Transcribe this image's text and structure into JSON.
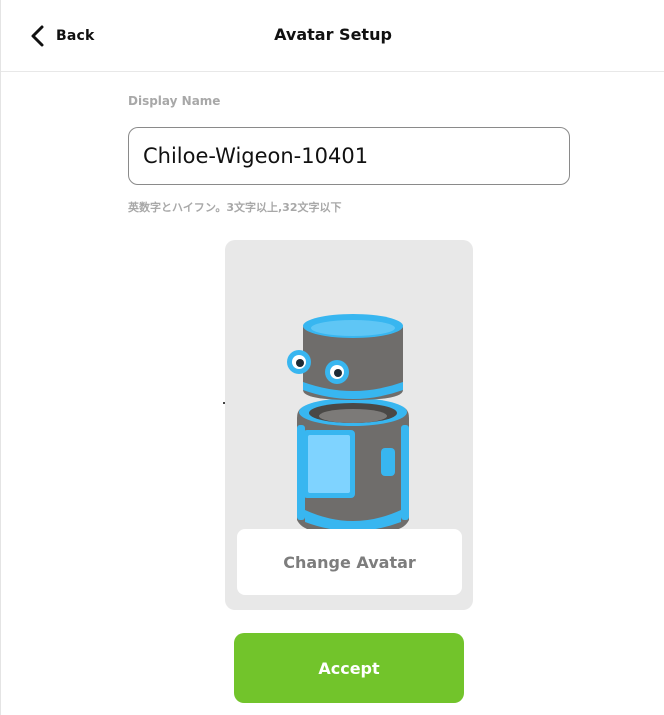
{
  "header": {
    "back_label": "Back",
    "title": "Avatar Setup"
  },
  "form": {
    "display_name_label": "Display Name",
    "display_name_value": "Chiloe-Wigeon-10401",
    "hint": "英数字とハイフン。3文字以上,32文字以下"
  },
  "avatar": {
    "change_label": "Change Avatar",
    "robot_colors": {
      "body": "#6f6d6b",
      "accent": "#38b6f0",
      "screen": "#7fd3ff"
    }
  },
  "actions": {
    "accept_label": "Accept",
    "accept_color": "#72c42b"
  },
  "icons": {
    "back": "chevron-left-icon"
  }
}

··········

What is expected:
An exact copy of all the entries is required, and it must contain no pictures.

Your response:
Transcribe this image's text and structure into JSON.
{
  "header": {
    "back_label": "Back",
    "title": "Avatar Setup"
  },
  "form": {
    "display_name_label": "Display Name",
    "display_name_value": "Chiloe-Wigeon-10401",
    "hint": "英数字とハイフン。3文字以上,32文字以下"
  },
  "avatar": {
    "change_label": "Change Avatar",
    "robot_colors": {
      "body": "#6f6d6b",
      "accent": "#38b6f0",
      "screen": "#7fd3ff"
    }
  },
  "actions": {
    "accept_label": "Accept",
    "accept_color": "#72c42b"
  },
  "icons": {
    "back": "chevron-left-icon"
  }
}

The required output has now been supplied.